[Interface dataset entries]
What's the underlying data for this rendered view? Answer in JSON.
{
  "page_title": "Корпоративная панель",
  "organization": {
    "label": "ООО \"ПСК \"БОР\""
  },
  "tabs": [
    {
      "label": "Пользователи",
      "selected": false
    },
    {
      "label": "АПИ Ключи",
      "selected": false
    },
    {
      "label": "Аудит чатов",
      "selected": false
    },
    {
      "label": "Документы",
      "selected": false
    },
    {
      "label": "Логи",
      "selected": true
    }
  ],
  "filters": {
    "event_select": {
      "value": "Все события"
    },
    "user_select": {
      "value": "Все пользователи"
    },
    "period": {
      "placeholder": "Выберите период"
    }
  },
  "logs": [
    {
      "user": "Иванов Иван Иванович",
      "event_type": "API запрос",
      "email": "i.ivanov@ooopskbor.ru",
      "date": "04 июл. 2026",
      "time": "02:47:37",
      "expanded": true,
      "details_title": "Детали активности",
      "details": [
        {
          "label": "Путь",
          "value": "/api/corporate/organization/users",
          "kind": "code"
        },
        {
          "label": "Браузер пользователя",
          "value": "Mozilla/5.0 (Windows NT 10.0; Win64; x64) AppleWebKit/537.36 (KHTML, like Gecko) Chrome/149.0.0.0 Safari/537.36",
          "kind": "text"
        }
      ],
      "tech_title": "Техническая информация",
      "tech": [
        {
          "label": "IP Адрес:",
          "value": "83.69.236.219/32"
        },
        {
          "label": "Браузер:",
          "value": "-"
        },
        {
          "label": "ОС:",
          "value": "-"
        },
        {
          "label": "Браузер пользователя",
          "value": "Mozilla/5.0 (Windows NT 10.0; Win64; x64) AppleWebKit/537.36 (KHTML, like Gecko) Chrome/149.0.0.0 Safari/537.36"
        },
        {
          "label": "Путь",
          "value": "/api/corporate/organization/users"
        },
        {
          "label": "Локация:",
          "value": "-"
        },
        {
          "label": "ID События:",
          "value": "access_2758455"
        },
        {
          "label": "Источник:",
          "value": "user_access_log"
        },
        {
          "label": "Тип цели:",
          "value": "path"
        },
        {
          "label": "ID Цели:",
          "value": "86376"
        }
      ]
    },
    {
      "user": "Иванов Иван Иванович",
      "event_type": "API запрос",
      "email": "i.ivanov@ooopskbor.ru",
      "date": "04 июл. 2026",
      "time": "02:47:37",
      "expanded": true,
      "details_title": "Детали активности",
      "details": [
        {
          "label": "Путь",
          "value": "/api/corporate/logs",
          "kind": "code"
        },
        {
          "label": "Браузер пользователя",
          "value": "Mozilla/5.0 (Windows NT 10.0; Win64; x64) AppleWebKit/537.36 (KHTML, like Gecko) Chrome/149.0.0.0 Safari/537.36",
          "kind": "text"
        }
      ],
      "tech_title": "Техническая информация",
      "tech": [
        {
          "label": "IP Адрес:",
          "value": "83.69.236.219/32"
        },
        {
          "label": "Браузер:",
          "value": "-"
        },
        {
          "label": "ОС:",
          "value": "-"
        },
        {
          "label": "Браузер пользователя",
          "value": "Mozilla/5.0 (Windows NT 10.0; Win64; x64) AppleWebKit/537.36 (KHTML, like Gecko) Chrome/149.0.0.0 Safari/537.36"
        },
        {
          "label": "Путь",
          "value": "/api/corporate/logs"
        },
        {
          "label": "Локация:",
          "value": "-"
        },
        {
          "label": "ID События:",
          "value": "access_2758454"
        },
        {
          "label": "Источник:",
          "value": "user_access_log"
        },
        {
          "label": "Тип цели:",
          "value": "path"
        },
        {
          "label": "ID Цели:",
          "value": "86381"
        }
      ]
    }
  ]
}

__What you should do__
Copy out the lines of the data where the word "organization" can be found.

__Result of this task__
  "organization": {
          "value": "/api/corporate/organization/users",
          "value": "/api/corporate/organization/users"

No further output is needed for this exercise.